Your goal:
If a line in the data below contains the word "chevron", copy it out.

Data extracted from a collection:
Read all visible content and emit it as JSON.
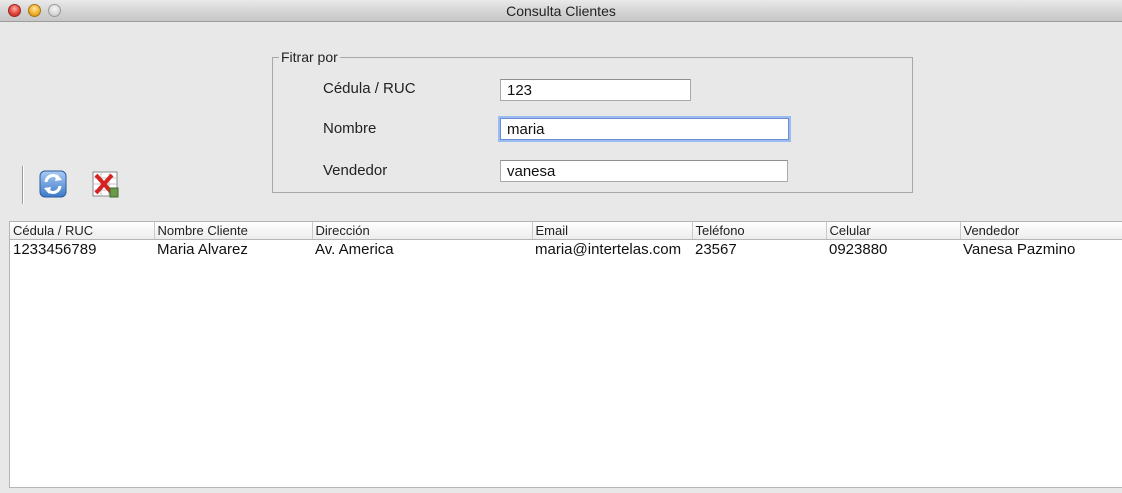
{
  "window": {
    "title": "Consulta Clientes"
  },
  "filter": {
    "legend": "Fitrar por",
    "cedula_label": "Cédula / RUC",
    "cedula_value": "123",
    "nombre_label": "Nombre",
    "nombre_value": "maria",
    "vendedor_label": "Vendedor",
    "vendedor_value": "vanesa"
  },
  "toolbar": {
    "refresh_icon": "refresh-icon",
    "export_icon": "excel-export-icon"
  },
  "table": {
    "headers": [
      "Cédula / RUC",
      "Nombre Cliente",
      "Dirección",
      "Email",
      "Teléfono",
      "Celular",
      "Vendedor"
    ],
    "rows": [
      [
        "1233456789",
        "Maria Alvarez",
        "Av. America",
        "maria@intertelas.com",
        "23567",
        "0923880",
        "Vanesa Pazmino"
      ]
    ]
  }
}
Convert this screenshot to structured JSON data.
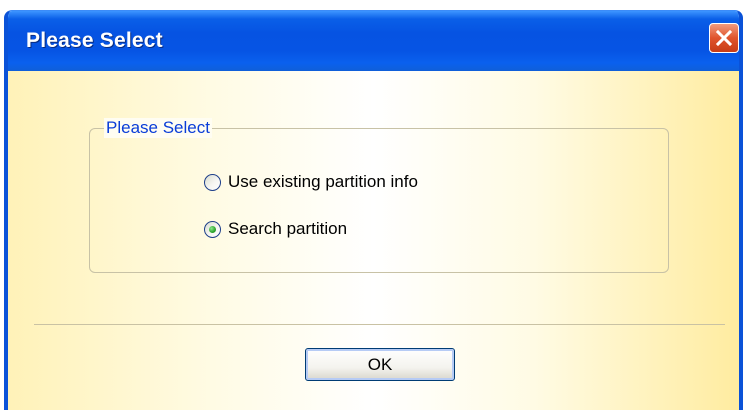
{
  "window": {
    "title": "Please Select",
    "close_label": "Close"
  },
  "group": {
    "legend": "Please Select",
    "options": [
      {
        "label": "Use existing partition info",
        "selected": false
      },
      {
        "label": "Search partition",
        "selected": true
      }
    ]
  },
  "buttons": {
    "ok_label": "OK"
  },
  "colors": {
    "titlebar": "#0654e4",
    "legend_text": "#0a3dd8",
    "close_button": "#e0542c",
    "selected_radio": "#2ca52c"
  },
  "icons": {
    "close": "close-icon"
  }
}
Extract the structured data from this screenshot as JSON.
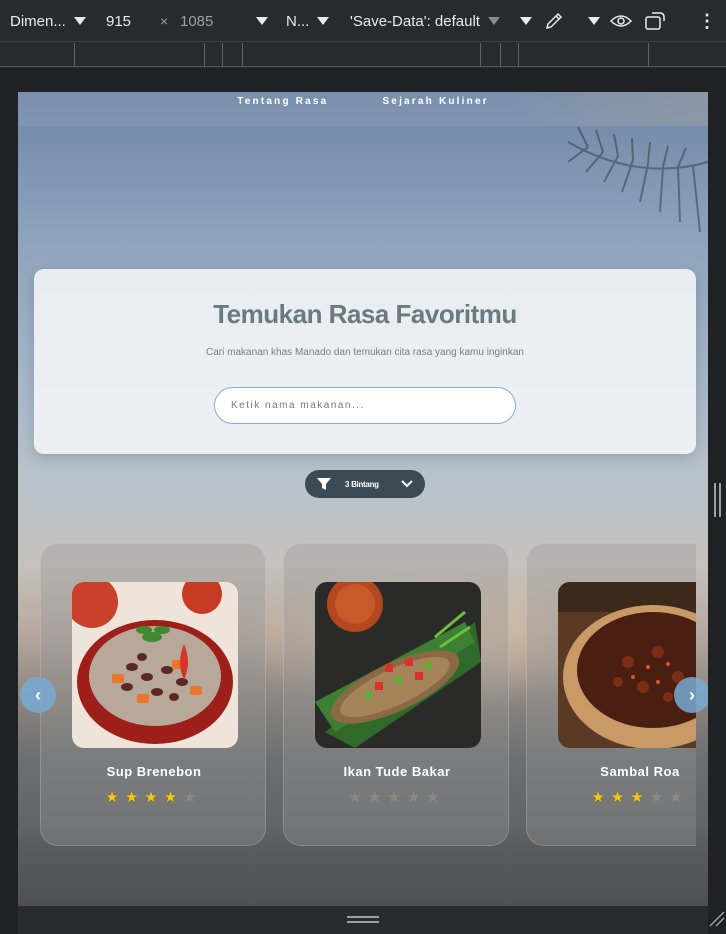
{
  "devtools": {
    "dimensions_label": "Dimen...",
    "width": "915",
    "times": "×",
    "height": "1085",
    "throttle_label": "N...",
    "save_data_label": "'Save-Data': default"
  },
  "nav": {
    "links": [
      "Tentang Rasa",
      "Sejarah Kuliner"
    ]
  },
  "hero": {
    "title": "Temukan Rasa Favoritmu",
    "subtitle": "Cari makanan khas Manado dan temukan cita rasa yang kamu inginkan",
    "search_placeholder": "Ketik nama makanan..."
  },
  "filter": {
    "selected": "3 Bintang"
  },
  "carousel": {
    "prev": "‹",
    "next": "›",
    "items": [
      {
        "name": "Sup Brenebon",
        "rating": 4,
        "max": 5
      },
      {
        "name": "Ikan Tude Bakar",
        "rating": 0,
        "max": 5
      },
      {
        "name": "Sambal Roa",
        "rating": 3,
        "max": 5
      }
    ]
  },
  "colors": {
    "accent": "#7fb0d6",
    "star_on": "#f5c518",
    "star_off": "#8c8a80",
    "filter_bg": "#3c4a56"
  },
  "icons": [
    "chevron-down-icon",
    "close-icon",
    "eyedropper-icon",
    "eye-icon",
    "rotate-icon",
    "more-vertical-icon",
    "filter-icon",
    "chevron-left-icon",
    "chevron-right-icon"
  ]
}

Solution to this exercise:
    "chevron-down-icon",
    "chevron-left-icon",
    "chevron-right-icon"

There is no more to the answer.